=== Records for this task ===

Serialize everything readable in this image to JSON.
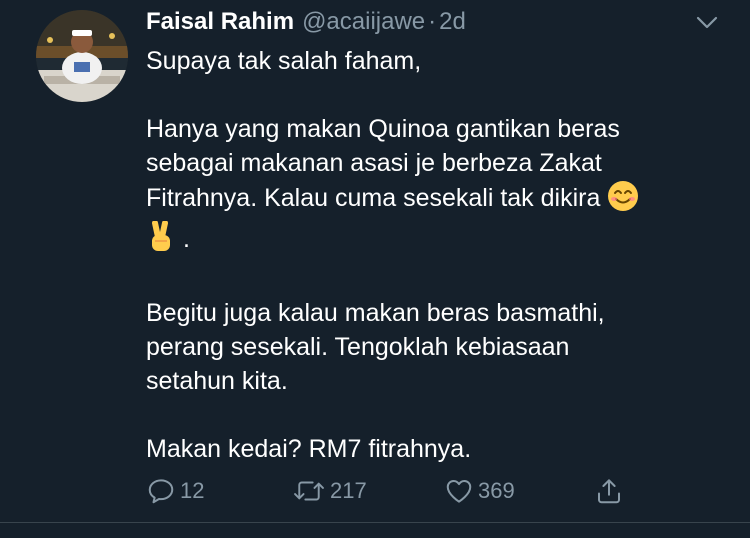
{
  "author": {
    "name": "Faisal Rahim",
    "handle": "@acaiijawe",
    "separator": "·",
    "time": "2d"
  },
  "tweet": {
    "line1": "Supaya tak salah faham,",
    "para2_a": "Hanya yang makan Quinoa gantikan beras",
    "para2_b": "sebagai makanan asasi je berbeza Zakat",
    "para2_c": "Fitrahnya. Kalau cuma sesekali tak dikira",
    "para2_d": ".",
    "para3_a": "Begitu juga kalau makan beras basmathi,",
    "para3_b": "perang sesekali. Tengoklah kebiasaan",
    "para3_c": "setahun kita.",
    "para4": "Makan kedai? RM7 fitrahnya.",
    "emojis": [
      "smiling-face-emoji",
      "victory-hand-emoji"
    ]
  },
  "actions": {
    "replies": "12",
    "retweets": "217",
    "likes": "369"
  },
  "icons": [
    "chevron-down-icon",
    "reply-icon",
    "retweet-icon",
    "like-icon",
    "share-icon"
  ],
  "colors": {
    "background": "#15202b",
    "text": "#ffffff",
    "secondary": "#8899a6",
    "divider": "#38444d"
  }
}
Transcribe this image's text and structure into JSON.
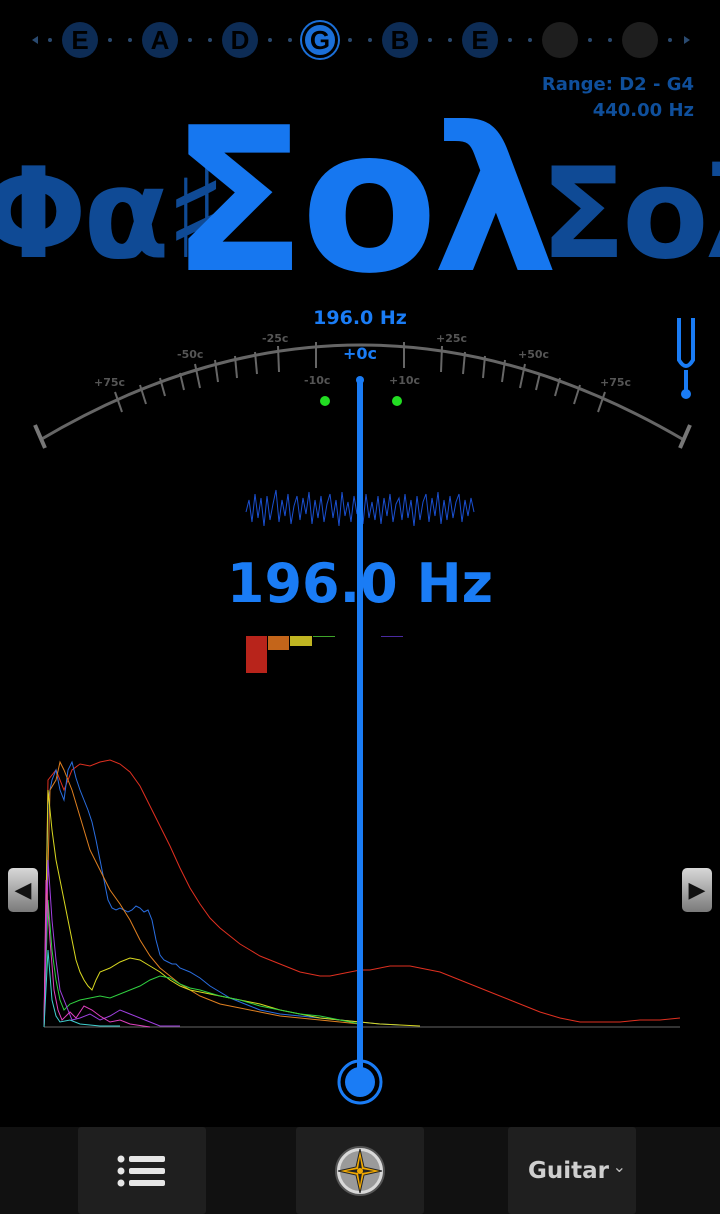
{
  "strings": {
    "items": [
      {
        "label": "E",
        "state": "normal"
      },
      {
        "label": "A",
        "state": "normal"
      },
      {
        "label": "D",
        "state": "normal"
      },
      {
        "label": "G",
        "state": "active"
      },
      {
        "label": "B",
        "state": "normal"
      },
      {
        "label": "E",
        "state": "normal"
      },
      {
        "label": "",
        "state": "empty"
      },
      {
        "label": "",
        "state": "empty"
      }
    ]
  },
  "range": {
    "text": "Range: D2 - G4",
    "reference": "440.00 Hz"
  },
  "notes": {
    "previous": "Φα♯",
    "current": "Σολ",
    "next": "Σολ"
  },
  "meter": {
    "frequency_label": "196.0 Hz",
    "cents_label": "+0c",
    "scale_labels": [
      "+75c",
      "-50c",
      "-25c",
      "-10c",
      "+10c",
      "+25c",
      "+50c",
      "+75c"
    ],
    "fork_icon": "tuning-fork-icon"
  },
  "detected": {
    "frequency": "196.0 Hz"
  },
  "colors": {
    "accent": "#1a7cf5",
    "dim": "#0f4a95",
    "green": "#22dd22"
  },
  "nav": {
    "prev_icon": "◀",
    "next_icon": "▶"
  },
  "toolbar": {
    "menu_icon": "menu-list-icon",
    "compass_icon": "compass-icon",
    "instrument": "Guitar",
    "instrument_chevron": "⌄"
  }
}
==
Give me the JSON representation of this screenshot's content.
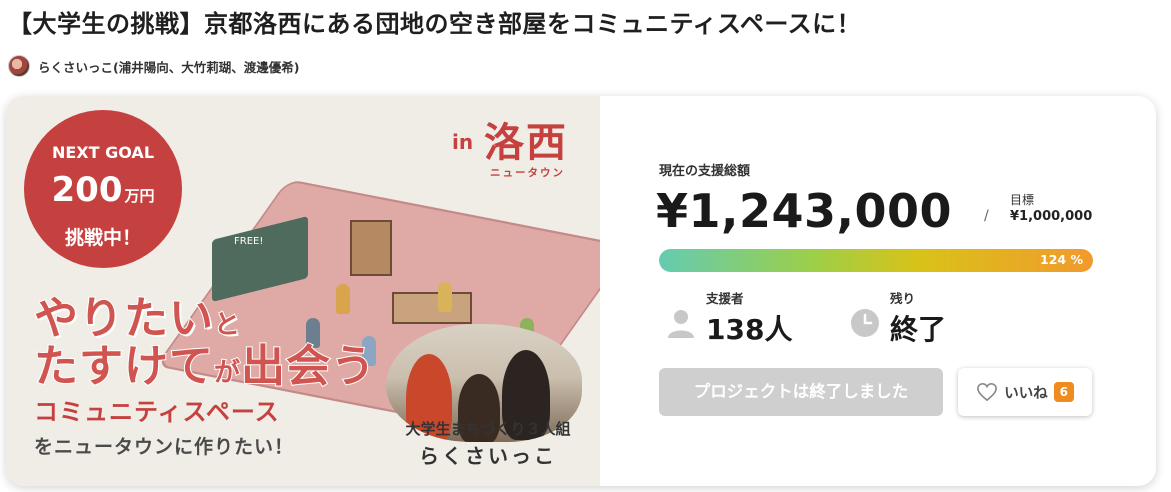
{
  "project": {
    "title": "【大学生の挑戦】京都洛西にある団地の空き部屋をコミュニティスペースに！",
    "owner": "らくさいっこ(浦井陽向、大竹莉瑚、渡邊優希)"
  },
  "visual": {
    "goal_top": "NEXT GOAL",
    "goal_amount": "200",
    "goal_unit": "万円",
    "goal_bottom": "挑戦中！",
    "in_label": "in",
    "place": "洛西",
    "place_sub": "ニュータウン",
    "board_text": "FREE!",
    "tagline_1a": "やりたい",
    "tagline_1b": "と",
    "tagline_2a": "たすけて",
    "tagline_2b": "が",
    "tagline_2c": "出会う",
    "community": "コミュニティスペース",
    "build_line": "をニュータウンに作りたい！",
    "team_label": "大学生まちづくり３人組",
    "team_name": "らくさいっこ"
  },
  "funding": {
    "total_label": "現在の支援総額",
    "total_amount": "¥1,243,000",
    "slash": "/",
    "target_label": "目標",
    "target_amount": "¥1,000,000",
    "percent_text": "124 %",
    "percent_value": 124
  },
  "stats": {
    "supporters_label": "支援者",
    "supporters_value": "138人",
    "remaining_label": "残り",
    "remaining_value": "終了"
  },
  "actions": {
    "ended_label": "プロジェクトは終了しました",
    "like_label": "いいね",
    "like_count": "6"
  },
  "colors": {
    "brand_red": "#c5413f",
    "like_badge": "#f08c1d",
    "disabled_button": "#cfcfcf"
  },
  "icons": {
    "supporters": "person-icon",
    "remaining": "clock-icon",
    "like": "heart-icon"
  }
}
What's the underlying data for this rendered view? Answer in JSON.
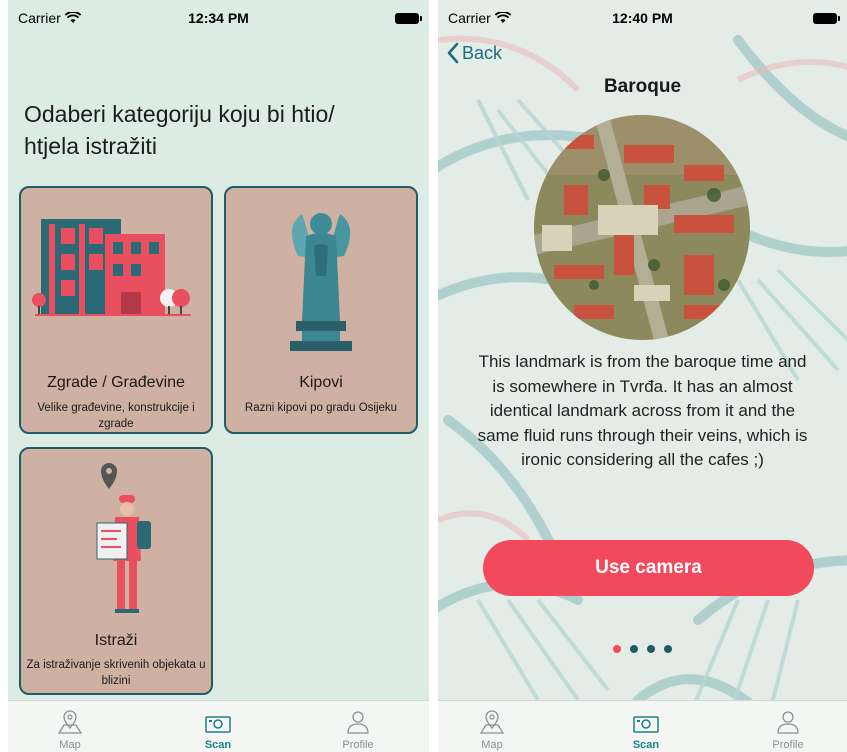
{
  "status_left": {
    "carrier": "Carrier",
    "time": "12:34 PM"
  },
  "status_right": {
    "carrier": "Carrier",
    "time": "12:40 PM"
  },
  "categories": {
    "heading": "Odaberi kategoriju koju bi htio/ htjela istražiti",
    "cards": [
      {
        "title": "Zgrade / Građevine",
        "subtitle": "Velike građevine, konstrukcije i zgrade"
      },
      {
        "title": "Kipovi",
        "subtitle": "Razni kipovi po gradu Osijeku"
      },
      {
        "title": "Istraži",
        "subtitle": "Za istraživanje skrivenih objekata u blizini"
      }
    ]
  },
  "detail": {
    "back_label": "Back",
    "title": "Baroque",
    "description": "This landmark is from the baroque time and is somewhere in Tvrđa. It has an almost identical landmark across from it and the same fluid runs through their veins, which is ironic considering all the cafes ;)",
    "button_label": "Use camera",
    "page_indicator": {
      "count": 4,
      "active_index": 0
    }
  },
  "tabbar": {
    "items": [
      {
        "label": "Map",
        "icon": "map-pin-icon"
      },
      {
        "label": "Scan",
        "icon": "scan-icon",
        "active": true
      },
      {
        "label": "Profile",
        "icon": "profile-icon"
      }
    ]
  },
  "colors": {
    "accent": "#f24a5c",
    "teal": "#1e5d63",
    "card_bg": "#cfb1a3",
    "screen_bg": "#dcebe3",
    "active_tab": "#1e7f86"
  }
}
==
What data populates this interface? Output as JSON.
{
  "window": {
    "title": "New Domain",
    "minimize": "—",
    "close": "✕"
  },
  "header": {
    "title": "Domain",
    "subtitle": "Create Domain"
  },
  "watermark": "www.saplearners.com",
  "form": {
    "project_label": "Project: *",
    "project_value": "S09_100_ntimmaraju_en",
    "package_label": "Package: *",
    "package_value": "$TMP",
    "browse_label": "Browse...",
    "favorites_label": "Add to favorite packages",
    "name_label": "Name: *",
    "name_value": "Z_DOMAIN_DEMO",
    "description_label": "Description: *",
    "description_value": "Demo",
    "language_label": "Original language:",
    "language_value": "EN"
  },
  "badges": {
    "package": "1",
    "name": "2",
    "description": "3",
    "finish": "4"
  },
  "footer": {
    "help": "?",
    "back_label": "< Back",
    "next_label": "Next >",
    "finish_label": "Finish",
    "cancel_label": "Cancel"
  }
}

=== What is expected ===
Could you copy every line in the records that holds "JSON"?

=== Problem solution ===
Serialize everything readable in this image to JSON.
Transcribe this image's text and structure into JSON.
Give me the JSON representation of this screenshot's content.
What's the underlying data for this rendered view? Answer in JSON.
What data populates this interface? Output as JSON.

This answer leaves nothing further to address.